What the exercise asks: Omit every picture. Return all other data as it stands.

----

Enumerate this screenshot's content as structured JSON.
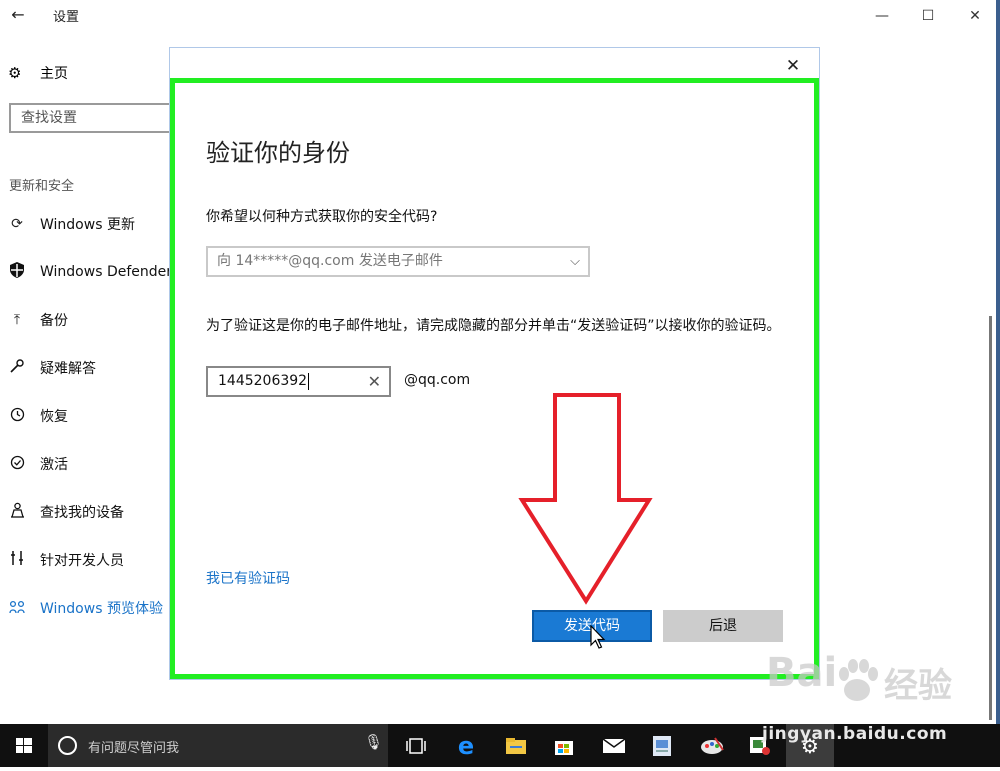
{
  "window": {
    "title": "设置",
    "back_icon": "back-arrow-icon",
    "controls": {
      "minimize": "—",
      "maximize": "☐",
      "close": "✕"
    }
  },
  "sidebar": {
    "home": {
      "label": "主页",
      "icon": "gear-icon"
    },
    "search_placeholder": "查找设置",
    "section_title": "更新和安全",
    "items": [
      {
        "label": "Windows 更新",
        "icon": "sync-icon",
        "active": false
      },
      {
        "label": "Windows Defender",
        "icon": "shield-icon",
        "active": false
      },
      {
        "label": "备份",
        "icon": "upload-icon",
        "active": false
      },
      {
        "label": "疑难解答",
        "icon": "wrench-icon",
        "active": false
      },
      {
        "label": "恢复",
        "icon": "history-icon",
        "active": false
      },
      {
        "label": "激活",
        "icon": "check-circle-icon",
        "active": false
      },
      {
        "label": "查找我的设备",
        "icon": "person-location-icon",
        "active": false
      },
      {
        "label": "针对开发人员",
        "icon": "developer-icon",
        "active": false
      },
      {
        "label": "Windows 预览体验",
        "icon": "insider-icon",
        "active": true
      }
    ]
  },
  "dialog": {
    "close": "✕",
    "heading": "验证你的身份",
    "question": "你希望以何种方式获取你的安全代码?",
    "selected_method": "向 14*****@qq.com 发送电子邮件",
    "instruction": "为了验证这是你的电子邮件地址，请完成隐藏的部分并单击“发送验证码”以接收你的验证码。",
    "email_input_value": "1445206392",
    "email_domain": "@qq.com",
    "have_code_link": "我已有验证码",
    "send_button": "发送代码",
    "back_button": "后退"
  },
  "taskbar": {
    "search_placeholder": "有问题尽管问我",
    "icons": [
      "windows-start-icon",
      "cortana-icon",
      "microphone-icon",
      "task-view-icon",
      "edge-icon",
      "file-explorer-icon",
      "store-icon",
      "mail-icon",
      "photo-app-icon",
      "paint-app-icon",
      "image-viewer-icon",
      "settings-icon"
    ]
  },
  "watermark": {
    "brand": "Bai",
    "brand_cn": "经验",
    "url": "jingyan.baidu.com"
  },
  "colors": {
    "accent": "#1a73c8",
    "highlight_frame": "#22ee22",
    "arrow": "#e5202a",
    "send_button": "#1a7ad4",
    "taskbar": "#101010"
  }
}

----

Task answer:
Enumerate this screenshot's content as structured JSON.
{
  "window": {
    "title": "设置",
    "back_icon": "back-arrow-icon",
    "controls": {
      "minimize": "—",
      "maximize": "☐",
      "close": "✕"
    }
  },
  "sidebar": {
    "home": {
      "label": "主页",
      "icon": "gear-icon"
    },
    "search_placeholder": "查找设置",
    "section_title": "更新和安全",
    "items": [
      {
        "label": "Windows 更新",
        "icon": "sync-icon",
        "active": false
      },
      {
        "label": "Windows Defender",
        "icon": "shield-icon",
        "active": false
      },
      {
        "label": "备份",
        "icon": "upload-icon",
        "active": false
      },
      {
        "label": "疑难解答",
        "icon": "wrench-icon",
        "active": false
      },
      {
        "label": "恢复",
        "icon": "history-icon",
        "active": false
      },
      {
        "label": "激活",
        "icon": "check-circle-icon",
        "active": false
      },
      {
        "label": "查找我的设备",
        "icon": "person-location-icon",
        "active": false
      },
      {
        "label": "针对开发人员",
        "icon": "developer-icon",
        "active": false
      },
      {
        "label": "Windows 预览体验",
        "icon": "insider-icon",
        "active": true
      }
    ]
  },
  "dialog": {
    "close": "✕",
    "heading": "验证你的身份",
    "question": "你希望以何种方式获取你的安全代码?",
    "selected_method": "向 14*****@qq.com 发送电子邮件",
    "instruction": "为了验证这是你的电子邮件地址，请完成隐藏的部分并单击“发送验证码”以接收你的验证码。",
    "email_input_value": "1445206392",
    "email_domain": "@qq.com",
    "have_code_link": "我已有验证码",
    "send_button": "发送代码",
    "back_button": "后退"
  },
  "taskbar": {
    "search_placeholder": "有问题尽管问我",
    "icons": [
      "windows-start-icon",
      "cortana-icon",
      "microphone-icon",
      "task-view-icon",
      "edge-icon",
      "file-explorer-icon",
      "store-icon",
      "mail-icon",
      "photo-app-icon",
      "paint-app-icon",
      "image-viewer-icon",
      "settings-icon"
    ]
  },
  "watermark": {
    "brand": "Bai",
    "brand_cn": "经验",
    "url": "jingyan.baidu.com"
  },
  "colors": {
    "accent": "#1a73c8",
    "highlight_frame": "#22ee22",
    "arrow": "#e5202a",
    "send_button": "#1a7ad4",
    "taskbar": "#101010"
  }
}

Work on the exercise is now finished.